Please reproduce the full listing exactly, with nothing added.
Data provided START
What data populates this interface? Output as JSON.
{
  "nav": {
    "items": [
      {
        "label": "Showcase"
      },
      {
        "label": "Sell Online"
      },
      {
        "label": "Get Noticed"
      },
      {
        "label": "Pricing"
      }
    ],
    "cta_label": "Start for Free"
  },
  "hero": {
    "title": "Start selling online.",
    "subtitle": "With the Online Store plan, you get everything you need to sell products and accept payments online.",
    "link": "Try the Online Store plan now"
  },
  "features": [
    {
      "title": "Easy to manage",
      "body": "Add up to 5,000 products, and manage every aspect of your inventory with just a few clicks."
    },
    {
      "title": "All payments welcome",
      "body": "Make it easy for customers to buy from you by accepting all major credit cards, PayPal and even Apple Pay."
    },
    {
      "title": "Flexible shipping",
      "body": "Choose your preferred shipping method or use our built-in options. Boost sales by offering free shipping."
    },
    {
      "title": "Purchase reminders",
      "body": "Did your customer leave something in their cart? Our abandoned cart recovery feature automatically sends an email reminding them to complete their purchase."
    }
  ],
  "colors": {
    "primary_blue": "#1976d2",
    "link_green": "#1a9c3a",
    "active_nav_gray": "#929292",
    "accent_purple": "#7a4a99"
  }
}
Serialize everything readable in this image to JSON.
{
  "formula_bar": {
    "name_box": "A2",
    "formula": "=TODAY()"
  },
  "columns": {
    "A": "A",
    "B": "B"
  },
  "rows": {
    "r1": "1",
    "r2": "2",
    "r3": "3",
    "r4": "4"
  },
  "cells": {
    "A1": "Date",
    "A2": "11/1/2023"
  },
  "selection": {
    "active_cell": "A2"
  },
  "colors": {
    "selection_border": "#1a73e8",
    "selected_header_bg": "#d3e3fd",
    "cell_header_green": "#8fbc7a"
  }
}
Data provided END
Solution to this task
What data populates this interface? Output as JSON.
{
  "nav": {
    "items": [
      {
        "label": "Showcase"
      },
      {
        "label": "Sell Online"
      },
      {
        "label": "Get Noticed"
      },
      {
        "label": "Pricing"
      }
    ],
    "cta_label": "Start for Free"
  },
  "hero": {
    "title": "Start selling online.",
    "subtitle": "With the Online Store plan, you get everything you need to sell products and accept payments online.",
    "link": "Try the Online Store plan now"
  },
  "features": [
    {
      "title": "Easy to manage",
      "body": "Add up to 5,000 products, and manage every aspect of your inventory with just a few clicks."
    },
    {
      "title": "All payments welcome",
      "body": "Make it easy for customers to buy from you by accepting all major credit cards, PayPal and even Apple Pay."
    },
    {
      "title": "Flexible shipping",
      "body": "Choose your preferred shipping method or use our built-in options. Boost sales by offering free shipping."
    },
    {
      "title": "Purchase reminders",
      "body": "Did your customer leave something in their cart? Our abandoned cart recovery feature automatically sends an email reminding them to complete their purchase."
    }
  ],
  "colors": {
    "primary_blue": "#1976d2",
    "link_green": "#1a9c3a",
    "active_nav_gray": "#929292",
    "accent_purple": "#7a4a99"
  }
}
Serialize everything readable in this image to JSON.
{
  "formula_bar": {
    "name_box": "A2",
    "formula": "=TODAY()"
  },
  "columns": {
    "A": "A",
    "B": "B"
  },
  "rows": {
    "r1": "1",
    "r2": "2",
    "r3": "3",
    "r4": "4"
  },
  "cells": {
    "A1": "Date",
    "A2": "11/1/2023"
  },
  "selection": {
    "active_cell": "A2"
  },
  "colors": {
    "selection_border": "#1a73e8",
    "selected_header_bg": "#d3e3fd",
    "cell_header_green": "#8fbc7a"
  }
}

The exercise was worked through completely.